The DETAILS project (Developing enhanced weathering methods in mine tailings for CO2 sequestration; Marie Skłodowska-Curie grant agreement ID: 101018312) is exploring the CO2-water-solid waste material reactivity of a range of mine tailings, slags and fly ashes, sourced from industrial centres globally. The range of materials includes those considered to be chemically and mineralogically promising for CDR (e.g., mine tailings derived from olivine dunite, Ni sulphide and diamond kimberlite operations, carbonate marble fines), materials with limited or unknown CDR potential (e.g., Al-bauxite-related red muds, borate tailings, ilmenite tailings, products from SO2 processing, copper smelting produced slags and combustion fly ashes), and materials generally considered unfavourable (e.g., Cu and fluorite tailings). For all materials, the key to CDR strategy utilisation is the ability of favourable minerals to undergo significant dissolution for alkalinity generation and possible subsequent carbonation, on appropriate human timescales (e.g., seconds up to decadal), either naturally or through achieving enhanced rates of dissolution and precipitation.

Changes to water chemistry through reactions with CO2 and powdered material samples were monitored throughout the experiment. These include changes to pH, alkalinity, silica, Ca2+ and Mg2+ cations, (Mg-Ca cations required for reactions with CO2 to produce stabilised bicarbonate and carbonate ions). Preliminary results reveal that Mg- and Ca-bearing minerals within some wastes react with CO2 to form alkalinity, suggesting potential for CDR strategies. Methods to increase reaction rates will be explored, such as a microbially-induced pH switch to increase the kinetics of mineral dissolution and mineral carbonation (e.g., oxidation and reduction reactions associated with microbial metabolisms active in sulphur and nitrogen cycling). A better understanding of reaction kinetics for a wider range of industrial wastes will help future projects to confirm or re-consider the viability of materials for CDR strategies, and to better identify opportunities for upscaled pilot schemes with further implemented geochemical CDR methods to speed up reaction kinetics.

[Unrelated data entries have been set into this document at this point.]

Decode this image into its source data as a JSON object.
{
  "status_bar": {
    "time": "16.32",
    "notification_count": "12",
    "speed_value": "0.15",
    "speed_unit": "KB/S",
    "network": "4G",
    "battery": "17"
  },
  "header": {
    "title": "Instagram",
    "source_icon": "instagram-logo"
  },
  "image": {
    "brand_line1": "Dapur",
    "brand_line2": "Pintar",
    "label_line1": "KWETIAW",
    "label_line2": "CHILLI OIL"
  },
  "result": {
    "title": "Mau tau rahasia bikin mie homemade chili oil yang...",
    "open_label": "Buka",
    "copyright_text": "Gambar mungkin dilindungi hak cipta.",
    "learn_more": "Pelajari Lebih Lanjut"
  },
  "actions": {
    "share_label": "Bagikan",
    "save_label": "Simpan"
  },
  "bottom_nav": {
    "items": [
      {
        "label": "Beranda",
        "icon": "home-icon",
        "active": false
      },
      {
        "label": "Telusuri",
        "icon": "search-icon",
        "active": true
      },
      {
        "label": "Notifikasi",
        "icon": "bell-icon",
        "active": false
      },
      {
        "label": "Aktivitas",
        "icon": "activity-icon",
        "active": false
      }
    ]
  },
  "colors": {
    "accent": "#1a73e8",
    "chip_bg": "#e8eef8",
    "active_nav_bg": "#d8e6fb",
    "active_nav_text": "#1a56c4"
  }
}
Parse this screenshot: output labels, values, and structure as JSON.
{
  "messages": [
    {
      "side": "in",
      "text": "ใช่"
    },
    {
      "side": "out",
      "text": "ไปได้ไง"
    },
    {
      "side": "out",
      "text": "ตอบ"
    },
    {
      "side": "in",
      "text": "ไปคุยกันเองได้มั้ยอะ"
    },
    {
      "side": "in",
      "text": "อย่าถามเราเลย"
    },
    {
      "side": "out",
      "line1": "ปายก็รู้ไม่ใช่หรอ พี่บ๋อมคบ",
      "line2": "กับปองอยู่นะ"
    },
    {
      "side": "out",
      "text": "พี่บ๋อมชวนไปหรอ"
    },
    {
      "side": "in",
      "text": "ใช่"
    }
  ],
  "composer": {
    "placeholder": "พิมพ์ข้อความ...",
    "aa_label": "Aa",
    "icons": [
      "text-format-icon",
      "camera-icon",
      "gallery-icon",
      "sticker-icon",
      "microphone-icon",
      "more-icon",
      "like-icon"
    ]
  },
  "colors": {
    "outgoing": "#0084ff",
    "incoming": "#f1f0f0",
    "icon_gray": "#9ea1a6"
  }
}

How to cite: Bullock, L., Fernandez-Turiel, J.-L., and Benavente, D.: Experimental investigation of multiple industrial wastes for geochemical carbon dioxide removal strategies, EGU General Assembly 2023, Vienna, Austria, 24–28 Apr 2023, EGU23-384,, 2023.